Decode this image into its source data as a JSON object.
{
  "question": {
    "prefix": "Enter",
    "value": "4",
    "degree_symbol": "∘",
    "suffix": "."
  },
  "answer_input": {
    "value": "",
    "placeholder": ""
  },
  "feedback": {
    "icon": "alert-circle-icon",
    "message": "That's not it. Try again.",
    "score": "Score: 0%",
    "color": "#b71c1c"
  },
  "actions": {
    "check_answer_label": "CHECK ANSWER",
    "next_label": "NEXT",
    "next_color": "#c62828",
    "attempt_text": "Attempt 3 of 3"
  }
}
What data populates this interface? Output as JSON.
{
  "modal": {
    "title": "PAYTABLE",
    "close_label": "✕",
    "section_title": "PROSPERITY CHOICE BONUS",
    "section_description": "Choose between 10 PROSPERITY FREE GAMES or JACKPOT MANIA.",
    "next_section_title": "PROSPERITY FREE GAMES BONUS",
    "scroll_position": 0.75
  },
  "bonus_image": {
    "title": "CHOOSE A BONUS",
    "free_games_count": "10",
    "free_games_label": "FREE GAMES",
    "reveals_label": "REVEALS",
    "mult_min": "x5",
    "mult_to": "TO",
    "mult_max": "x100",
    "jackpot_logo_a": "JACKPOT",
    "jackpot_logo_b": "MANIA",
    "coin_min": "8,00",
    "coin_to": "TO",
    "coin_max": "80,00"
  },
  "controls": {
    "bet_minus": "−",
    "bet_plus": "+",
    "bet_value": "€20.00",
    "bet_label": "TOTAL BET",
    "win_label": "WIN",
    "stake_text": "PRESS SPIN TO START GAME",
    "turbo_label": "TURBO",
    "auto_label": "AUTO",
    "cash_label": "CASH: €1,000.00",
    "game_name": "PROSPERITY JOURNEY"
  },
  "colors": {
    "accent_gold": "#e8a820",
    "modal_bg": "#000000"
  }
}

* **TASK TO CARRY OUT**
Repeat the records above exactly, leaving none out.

* **YOUR SOLUTION**
Decode this image into its source data as a JSON object.
{
  "question": {
    "prefix": "Enter",
    "value": "4",
    "degree_symbol": "∘",
    "suffix": "."
  },
  "answer_input": {
    "value": "",
    "placeholder": ""
  },
  "feedback": {
    "icon": "alert-circle-icon",
    "message": "That's not it. Try again.",
    "score": "Score: 0%",
    "color": "#b71c1c"
  },
  "actions": {
    "check_answer_label": "CHECK ANSWER",
    "next_label": "NEXT",
    "next_color": "#c62828",
    "attempt_text": "Attempt 3 of 3"
  }
}
What data populates this interface? Output as JSON.
{
  "modal": {
    "title": "PAYTABLE",
    "close_label": "✕",
    "section_title": "PROSPERITY CHOICE BONUS",
    "section_description": "Choose between 10 PROSPERITY FREE GAMES or JACKPOT MANIA.",
    "next_section_title": "PROSPERITY FREE GAMES BONUS",
    "scroll_position": 0.75
  },
  "bonus_image": {
    "title": "CHOOSE A BONUS",
    "free_games_count": "10",
    "free_games_label": "FREE GAMES",
    "reveals_label": "REVEALS",
    "mult_min": "x5",
    "mult_to": "TO",
    "mult_max": "x100",
    "jackpot_logo_a": "JACKPOT",
    "jackpot_logo_b": "MANIA",
    "coin_min": "8,00",
    "coin_to": "TO",
    "coin_max": "80,00"
  },
  "controls": {
    "bet_minus": "−",
    "bet_plus": "+",
    "bet_value": "€20.00",
    "bet_label": "TOTAL BET",
    "win_label": "WIN",
    "stake_text": "PRESS SPIN TO START GAME",
    "turbo_label": "TURBO",
    "auto_label": "AUTO",
    "cash_label": "CASH: €1,000.00",
    "game_name": "PROSPERITY JOURNEY"
  },
  "colors": {
    "accent_gold": "#e8a820",
    "modal_bg": "#000000"
  }
}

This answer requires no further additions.